MATERIAL FOR THIS TASK START

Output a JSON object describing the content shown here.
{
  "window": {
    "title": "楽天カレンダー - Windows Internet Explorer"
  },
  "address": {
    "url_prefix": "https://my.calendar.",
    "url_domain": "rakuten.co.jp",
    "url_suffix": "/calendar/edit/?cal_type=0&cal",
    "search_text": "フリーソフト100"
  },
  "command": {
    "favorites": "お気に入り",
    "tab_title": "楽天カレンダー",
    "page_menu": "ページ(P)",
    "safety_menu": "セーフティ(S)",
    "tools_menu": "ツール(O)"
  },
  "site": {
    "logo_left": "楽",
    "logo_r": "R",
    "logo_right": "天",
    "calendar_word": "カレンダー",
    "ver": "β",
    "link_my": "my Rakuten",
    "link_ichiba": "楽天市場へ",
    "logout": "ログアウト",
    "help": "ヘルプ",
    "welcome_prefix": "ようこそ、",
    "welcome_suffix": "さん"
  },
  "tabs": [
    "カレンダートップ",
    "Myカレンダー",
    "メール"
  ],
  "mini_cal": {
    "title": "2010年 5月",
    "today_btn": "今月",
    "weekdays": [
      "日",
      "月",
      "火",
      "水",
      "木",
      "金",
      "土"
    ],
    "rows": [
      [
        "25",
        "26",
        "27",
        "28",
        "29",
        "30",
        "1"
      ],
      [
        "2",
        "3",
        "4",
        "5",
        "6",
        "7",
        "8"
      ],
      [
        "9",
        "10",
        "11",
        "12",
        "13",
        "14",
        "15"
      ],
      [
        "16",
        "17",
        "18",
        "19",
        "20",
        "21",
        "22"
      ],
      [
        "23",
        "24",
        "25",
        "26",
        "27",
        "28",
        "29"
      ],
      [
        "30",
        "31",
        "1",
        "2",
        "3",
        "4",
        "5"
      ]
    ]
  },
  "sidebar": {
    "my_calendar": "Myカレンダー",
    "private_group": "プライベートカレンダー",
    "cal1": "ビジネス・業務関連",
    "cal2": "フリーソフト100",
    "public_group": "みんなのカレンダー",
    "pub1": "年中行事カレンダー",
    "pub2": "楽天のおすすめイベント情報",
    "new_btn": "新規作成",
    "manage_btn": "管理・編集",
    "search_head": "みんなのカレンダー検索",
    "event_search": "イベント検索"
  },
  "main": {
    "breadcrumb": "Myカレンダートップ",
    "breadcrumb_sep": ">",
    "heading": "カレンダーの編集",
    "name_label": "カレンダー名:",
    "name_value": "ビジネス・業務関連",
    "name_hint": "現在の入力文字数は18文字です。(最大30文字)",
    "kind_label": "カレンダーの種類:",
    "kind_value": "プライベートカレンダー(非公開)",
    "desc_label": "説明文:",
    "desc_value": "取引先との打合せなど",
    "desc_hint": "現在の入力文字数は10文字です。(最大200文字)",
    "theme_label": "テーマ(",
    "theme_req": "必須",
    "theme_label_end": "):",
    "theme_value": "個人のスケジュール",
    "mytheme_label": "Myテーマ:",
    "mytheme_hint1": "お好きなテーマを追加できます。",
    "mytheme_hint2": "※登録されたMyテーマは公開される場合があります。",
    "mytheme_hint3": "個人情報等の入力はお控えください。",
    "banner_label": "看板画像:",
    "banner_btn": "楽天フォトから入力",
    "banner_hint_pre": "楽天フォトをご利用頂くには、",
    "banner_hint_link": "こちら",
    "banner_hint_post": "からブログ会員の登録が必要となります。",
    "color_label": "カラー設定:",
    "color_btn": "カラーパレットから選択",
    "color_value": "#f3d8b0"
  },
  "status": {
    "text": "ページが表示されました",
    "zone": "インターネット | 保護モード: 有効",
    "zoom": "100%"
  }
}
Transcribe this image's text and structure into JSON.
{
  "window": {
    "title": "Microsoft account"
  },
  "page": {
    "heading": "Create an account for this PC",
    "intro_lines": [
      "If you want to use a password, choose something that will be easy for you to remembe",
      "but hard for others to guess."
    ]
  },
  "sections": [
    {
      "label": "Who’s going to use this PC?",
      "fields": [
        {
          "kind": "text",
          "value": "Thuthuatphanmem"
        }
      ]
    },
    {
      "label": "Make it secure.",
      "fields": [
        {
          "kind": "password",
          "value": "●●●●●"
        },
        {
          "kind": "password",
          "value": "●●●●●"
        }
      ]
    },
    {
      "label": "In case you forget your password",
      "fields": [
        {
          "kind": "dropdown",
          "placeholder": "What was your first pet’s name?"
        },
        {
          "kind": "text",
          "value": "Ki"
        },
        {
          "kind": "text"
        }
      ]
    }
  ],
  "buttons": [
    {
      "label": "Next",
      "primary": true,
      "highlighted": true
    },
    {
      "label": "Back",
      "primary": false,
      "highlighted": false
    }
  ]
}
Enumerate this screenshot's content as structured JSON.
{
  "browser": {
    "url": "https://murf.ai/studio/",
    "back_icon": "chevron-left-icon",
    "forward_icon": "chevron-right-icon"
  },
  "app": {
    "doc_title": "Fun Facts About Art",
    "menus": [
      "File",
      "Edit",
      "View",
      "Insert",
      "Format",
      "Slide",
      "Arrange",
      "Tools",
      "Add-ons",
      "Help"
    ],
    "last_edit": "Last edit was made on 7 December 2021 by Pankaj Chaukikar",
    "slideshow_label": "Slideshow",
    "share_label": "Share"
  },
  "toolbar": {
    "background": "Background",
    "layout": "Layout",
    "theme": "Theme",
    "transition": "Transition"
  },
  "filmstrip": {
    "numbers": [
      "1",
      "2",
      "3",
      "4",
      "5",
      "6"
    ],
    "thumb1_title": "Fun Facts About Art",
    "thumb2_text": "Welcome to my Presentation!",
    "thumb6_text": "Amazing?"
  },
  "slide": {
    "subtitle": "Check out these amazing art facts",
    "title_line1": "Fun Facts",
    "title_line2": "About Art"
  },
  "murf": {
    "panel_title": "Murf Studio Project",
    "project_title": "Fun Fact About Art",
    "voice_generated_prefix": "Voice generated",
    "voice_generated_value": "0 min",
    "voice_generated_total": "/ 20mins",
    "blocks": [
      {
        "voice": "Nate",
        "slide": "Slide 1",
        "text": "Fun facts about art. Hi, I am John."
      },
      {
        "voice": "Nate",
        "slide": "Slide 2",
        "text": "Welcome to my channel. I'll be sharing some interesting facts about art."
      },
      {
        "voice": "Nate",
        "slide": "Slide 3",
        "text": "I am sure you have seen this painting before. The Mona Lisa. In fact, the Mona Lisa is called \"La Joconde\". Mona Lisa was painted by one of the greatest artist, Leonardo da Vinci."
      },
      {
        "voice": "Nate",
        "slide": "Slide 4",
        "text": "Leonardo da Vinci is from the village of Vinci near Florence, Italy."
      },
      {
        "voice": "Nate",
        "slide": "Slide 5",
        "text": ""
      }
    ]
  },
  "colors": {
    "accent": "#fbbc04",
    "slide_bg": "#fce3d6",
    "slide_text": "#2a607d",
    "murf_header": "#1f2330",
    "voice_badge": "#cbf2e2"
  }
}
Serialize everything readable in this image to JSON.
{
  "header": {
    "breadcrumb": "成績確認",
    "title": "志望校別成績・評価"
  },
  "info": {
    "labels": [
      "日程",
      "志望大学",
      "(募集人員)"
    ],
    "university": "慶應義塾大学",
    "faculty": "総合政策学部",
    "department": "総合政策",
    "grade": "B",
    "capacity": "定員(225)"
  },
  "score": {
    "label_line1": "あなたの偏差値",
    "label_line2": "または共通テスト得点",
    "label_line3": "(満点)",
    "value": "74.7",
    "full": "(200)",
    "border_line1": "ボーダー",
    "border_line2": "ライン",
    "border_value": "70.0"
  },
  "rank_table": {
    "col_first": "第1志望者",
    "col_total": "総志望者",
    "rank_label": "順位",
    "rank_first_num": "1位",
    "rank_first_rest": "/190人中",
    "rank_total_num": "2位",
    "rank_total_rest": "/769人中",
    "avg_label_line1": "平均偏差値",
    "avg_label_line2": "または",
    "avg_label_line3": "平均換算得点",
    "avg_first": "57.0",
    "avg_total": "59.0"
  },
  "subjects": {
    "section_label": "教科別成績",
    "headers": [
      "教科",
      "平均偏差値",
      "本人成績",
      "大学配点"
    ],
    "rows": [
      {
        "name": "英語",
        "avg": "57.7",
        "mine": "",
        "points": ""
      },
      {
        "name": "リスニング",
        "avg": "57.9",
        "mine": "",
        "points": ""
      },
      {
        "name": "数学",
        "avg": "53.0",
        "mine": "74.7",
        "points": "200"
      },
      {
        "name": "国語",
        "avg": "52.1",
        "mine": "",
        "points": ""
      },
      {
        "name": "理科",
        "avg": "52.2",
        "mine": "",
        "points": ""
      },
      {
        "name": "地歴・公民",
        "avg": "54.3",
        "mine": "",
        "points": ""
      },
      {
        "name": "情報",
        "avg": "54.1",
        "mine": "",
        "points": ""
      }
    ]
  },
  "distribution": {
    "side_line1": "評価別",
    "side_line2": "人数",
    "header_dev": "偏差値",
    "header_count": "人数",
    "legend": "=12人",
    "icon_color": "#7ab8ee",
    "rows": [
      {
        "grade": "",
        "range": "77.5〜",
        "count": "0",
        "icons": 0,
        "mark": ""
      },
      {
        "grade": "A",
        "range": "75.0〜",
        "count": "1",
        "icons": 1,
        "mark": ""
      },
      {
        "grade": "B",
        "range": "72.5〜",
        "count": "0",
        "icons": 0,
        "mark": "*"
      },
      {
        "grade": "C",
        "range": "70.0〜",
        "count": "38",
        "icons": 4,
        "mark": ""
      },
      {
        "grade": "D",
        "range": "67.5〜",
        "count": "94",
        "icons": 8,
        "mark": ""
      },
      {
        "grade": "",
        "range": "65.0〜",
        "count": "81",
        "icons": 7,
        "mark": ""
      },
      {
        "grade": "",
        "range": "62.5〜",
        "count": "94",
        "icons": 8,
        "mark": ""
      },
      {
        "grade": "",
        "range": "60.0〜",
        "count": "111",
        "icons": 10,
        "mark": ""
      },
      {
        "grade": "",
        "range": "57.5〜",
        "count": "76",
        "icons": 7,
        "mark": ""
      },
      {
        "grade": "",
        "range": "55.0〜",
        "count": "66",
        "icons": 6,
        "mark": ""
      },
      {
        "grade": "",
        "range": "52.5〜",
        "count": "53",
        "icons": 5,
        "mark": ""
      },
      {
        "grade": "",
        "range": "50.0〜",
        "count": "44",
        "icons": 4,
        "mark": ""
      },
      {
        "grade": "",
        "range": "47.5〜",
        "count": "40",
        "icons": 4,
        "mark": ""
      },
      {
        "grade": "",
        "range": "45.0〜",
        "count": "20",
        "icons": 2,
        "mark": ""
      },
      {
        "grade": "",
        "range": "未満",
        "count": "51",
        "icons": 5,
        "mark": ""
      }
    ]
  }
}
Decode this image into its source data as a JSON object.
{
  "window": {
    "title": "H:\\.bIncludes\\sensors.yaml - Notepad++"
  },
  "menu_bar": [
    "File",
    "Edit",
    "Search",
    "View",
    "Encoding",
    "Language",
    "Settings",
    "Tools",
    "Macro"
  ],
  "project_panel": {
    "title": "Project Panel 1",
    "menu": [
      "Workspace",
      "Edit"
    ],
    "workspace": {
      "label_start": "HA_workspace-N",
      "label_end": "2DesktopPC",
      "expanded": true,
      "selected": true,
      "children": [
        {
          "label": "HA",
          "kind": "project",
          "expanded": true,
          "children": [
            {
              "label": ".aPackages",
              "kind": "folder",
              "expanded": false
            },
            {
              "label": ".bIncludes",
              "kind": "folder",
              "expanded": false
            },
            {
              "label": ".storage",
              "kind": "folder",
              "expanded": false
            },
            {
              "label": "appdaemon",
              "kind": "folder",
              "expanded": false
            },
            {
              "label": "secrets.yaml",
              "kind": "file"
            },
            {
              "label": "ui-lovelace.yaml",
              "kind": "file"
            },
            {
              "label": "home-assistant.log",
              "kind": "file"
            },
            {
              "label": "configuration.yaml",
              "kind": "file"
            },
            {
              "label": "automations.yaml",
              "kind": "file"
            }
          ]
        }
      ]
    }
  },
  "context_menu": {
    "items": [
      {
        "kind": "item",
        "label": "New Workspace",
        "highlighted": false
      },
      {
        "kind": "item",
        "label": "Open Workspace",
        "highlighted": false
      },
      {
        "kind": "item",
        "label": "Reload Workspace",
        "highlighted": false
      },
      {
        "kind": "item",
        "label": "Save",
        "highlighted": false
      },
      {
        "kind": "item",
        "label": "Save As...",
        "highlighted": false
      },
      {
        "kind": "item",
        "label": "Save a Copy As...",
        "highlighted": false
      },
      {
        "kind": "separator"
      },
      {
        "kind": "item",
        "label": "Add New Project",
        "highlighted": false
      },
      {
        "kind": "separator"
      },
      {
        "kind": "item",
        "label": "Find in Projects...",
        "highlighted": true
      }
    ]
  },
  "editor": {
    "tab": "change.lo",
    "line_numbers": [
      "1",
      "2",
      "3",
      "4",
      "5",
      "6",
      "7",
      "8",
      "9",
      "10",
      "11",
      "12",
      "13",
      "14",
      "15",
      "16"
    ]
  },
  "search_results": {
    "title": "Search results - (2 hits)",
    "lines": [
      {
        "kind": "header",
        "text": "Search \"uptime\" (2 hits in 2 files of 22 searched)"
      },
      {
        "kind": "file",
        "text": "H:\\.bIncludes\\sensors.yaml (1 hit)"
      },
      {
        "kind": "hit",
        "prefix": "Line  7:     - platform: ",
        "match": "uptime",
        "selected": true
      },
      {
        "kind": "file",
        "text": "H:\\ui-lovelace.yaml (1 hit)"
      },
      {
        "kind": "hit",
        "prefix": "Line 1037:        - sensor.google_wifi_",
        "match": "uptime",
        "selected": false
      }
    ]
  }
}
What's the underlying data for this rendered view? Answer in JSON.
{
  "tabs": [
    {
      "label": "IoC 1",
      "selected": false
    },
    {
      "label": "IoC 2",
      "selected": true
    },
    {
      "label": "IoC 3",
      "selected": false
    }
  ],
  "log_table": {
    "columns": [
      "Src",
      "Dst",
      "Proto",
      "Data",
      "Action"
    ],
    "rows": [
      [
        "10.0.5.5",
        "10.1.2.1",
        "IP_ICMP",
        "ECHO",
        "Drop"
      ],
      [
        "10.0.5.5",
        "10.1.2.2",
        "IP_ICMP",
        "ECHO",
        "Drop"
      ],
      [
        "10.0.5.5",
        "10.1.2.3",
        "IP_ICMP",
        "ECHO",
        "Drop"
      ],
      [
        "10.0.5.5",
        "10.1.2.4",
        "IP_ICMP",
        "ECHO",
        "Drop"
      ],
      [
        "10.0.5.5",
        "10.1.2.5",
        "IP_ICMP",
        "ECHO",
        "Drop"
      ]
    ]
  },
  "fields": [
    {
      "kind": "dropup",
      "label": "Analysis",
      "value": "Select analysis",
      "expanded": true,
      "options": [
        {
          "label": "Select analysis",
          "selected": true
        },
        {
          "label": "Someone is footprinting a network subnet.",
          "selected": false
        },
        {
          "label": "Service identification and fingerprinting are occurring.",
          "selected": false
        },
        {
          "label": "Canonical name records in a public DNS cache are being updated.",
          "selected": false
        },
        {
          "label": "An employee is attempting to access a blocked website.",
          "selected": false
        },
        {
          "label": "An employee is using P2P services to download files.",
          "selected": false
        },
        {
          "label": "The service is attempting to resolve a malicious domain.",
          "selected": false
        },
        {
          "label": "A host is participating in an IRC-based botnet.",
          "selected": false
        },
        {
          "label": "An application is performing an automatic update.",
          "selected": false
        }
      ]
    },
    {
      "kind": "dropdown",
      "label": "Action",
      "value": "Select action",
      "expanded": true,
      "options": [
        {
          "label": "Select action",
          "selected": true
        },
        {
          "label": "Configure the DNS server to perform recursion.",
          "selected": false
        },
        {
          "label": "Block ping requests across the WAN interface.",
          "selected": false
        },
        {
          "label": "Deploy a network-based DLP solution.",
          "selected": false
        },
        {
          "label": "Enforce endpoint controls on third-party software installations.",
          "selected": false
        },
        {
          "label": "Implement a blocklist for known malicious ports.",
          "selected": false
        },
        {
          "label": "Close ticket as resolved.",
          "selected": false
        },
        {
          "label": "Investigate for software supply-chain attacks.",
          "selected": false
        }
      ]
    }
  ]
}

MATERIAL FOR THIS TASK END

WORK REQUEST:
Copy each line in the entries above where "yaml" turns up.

SOLUTION FOR THIS EXERCISE:
    "title": "H:\\.bIncludes\\sensors.yaml - Notepad++"
              "label": "secrets.yaml",
              "label": "ui-lovelace.yaml",
              "label": "configuration.yaml",
              "label": "automations.yaml",
        "text": "H:\\.bIncludes\\sensors.yaml (1 hit)"
        "text": "H:\\ui-lovelace.yaml (1 hit)"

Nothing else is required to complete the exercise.